> [Requirement]
In the entries below, find every line with the string "Configure" and copy it.

> [Data for analysis]
*** Block opens ***

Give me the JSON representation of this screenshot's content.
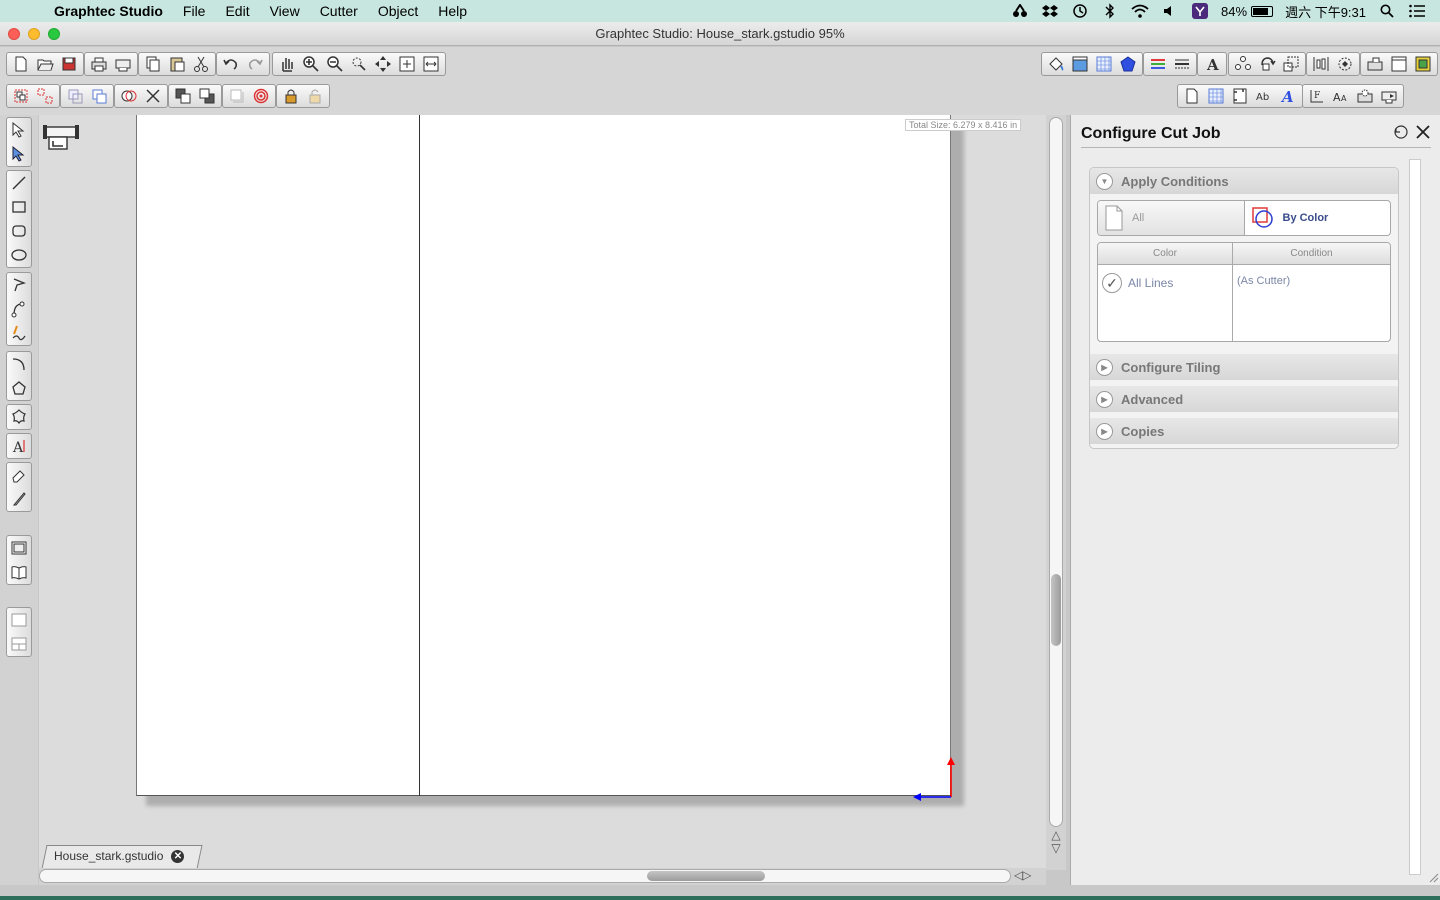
{
  "menubar": {
    "app_name": "Graphtec Studio",
    "items": [
      "File",
      "Edit",
      "View",
      "Cutter",
      "Object",
      "Help"
    ],
    "battery_percent": "84%",
    "battery_level": 0.84,
    "clock": "週六 下午9:31"
  },
  "window": {
    "title": "Graphtec Studio: House_stark.gstudio 95%"
  },
  "canvas": {
    "total_size": "Total Size: 6.279 x 8.416 in"
  },
  "document_tab": {
    "label": "House_stark.gstudio",
    "close_glyph": "✕"
  },
  "panel": {
    "title": "Configure Cut Job",
    "sections": {
      "apply_conditions": "Apply Conditions",
      "configure_tiling": "Configure Tiling",
      "advanced": "Advanced",
      "copies": "Copies"
    },
    "segments": {
      "all": "All",
      "by_color": "By Color"
    },
    "table": {
      "headers": {
        "color": "Color",
        "condition": "Condition"
      },
      "rows": [
        {
          "color": "All Lines",
          "condition": "(As Cutter)"
        }
      ]
    }
  },
  "colors": {
    "menubar_bg": "#c8e6e0",
    "origin_x_axis": "#0000ff",
    "origin_y_axis": "#ff0000",
    "by_color_accent": "#3a4c8a"
  }
}
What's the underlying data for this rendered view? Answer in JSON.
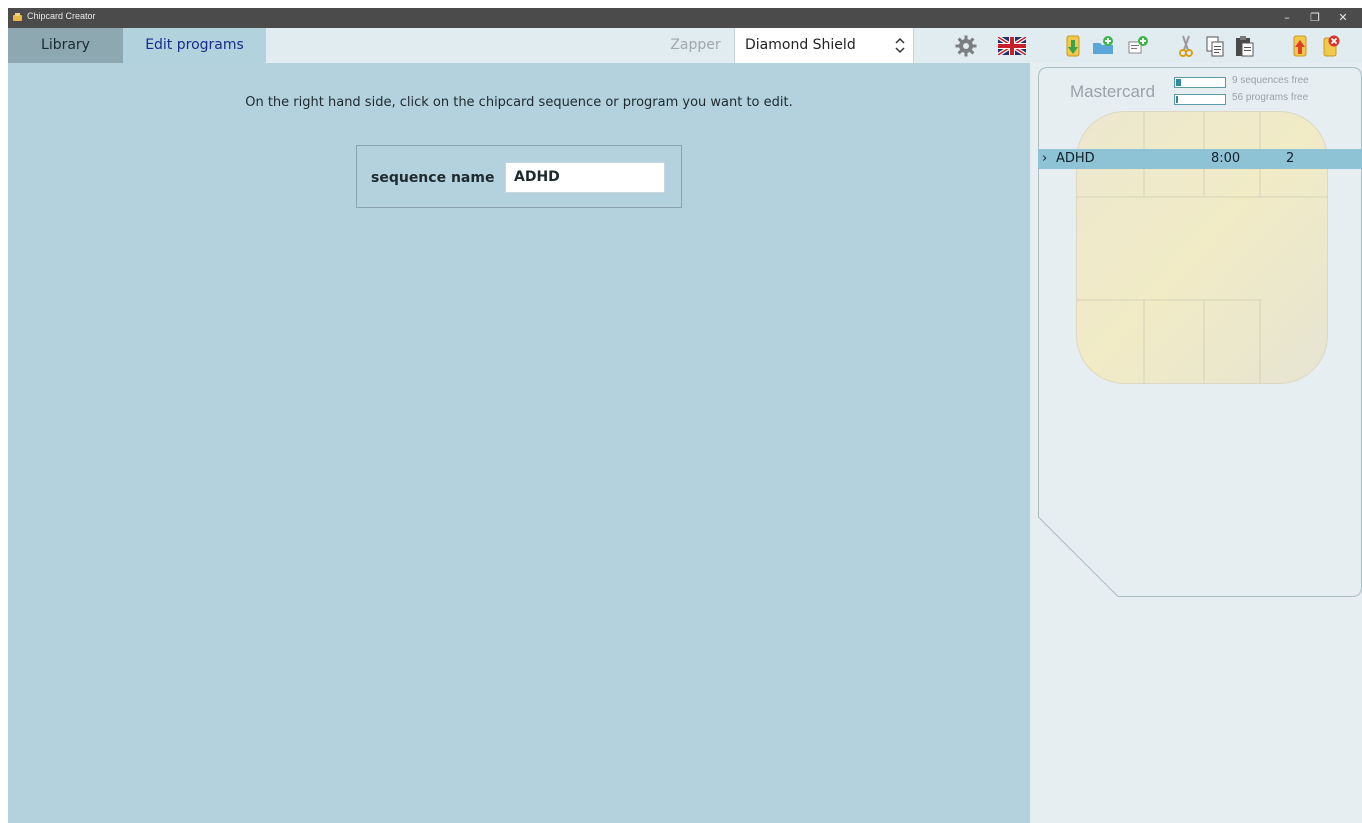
{
  "window": {
    "title": "Chipcard Creator",
    "controls": {
      "minimize": "–",
      "maximize": "❐",
      "close": "✕"
    }
  },
  "tabs": [
    {
      "label": "Library",
      "active": false
    },
    {
      "label": "Edit programs",
      "active": true
    }
  ],
  "zapper": {
    "label": "Zapper",
    "selected": "Diamond Shield"
  },
  "toolbar": {
    "icons": [
      "settings-gear-icon",
      "uk-flag-icon",
      "import-card-icon",
      "new-folder-icon",
      "new-program-icon",
      "cut-icon",
      "copy-icon",
      "paste-icon",
      "upload-card-icon",
      "delete-card-icon"
    ]
  },
  "main": {
    "instruction": "On the right hand side, click on the chipcard sequence or program you want to edit.",
    "sequence_name_label": "sequence name",
    "sequence_name_value": "ADHD"
  },
  "mastercard": {
    "title": "Mastercard",
    "sequences_free": "9 sequences free",
    "programs_free": "56 programs free",
    "sequences_used_fraction": 0.1,
    "programs_used_fraction": 0.02,
    "sequences": [
      {
        "name": "ADHD",
        "time": "8:00",
        "count": "2",
        "selected": true
      }
    ]
  },
  "colors": {
    "main_bg": "#b3d2de",
    "tab_active_bg": "#b2d2de",
    "tab_inactive_bg": "#8ea8b2",
    "selected_row": "#8ec3d5"
  }
}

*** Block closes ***

> [Task solution]
    "title": "Configure Cut Job",
      "configure_tiling": "Configure Tiling",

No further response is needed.